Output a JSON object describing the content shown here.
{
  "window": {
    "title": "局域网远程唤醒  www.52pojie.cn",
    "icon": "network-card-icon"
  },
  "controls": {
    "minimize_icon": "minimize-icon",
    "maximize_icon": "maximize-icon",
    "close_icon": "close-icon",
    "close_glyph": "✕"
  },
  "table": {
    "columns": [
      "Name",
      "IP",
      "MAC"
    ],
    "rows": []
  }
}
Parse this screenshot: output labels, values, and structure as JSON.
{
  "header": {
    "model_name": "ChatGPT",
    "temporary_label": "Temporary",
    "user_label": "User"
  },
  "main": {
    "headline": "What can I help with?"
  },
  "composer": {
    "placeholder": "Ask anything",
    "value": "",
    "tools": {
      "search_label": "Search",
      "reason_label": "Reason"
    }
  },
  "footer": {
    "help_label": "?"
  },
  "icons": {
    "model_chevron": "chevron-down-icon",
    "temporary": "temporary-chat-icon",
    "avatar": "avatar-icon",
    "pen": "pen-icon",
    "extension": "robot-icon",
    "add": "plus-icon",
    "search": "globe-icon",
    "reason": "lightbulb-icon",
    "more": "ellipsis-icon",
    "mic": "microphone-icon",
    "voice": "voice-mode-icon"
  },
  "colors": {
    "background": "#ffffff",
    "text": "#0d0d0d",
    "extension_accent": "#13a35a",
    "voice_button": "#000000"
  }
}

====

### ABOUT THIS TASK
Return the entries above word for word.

### ANSWER BELOW
Output a JSON object describing the content shown here.
{
  "window": {
    "title": "局域网远程唤醒  www.52pojie.cn",
    "icon": "network-card-icon"
  },
  "controls": {
    "minimize_icon": "minimize-icon",
    "maximize_icon": "maximize-icon",
    "close_icon": "close-icon",
    "close_glyph": "✕"
  },
  "table": {
    "columns": [
      "Name",
      "IP",
      "MAC"
    ],
    "rows": []
  }
}
Parse this screenshot: output labels, values, and structure as JSON.
{
  "header": {
    "model_name": "ChatGPT",
    "temporary_label": "Temporary",
    "user_label": "User"
  },
  "main": {
    "headline": "What can I help with?"
  },
  "composer": {
    "placeholder": "Ask anything",
    "value": "",
    "tools": {
      "search_label": "Search",
      "reason_label": "Reason"
    }
  },
  "footer": {
    "help_label": "?"
  },
  "icons": {
    "model_chevron": "chevron-down-icon",
    "temporary": "temporary-chat-icon",
    "avatar": "avatar-icon",
    "pen": "pen-icon",
    "extension": "robot-icon",
    "add": "plus-icon",
    "search": "globe-icon",
    "reason": "lightbulb-icon",
    "more": "ellipsis-icon",
    "mic": "microphone-icon",
    "voice": "voice-mode-icon"
  },
  "colors": {
    "background": "#ffffff",
    "text": "#0d0d0d",
    "extension_accent": "#13a35a",
    "voice_button": "#000000"
  }
}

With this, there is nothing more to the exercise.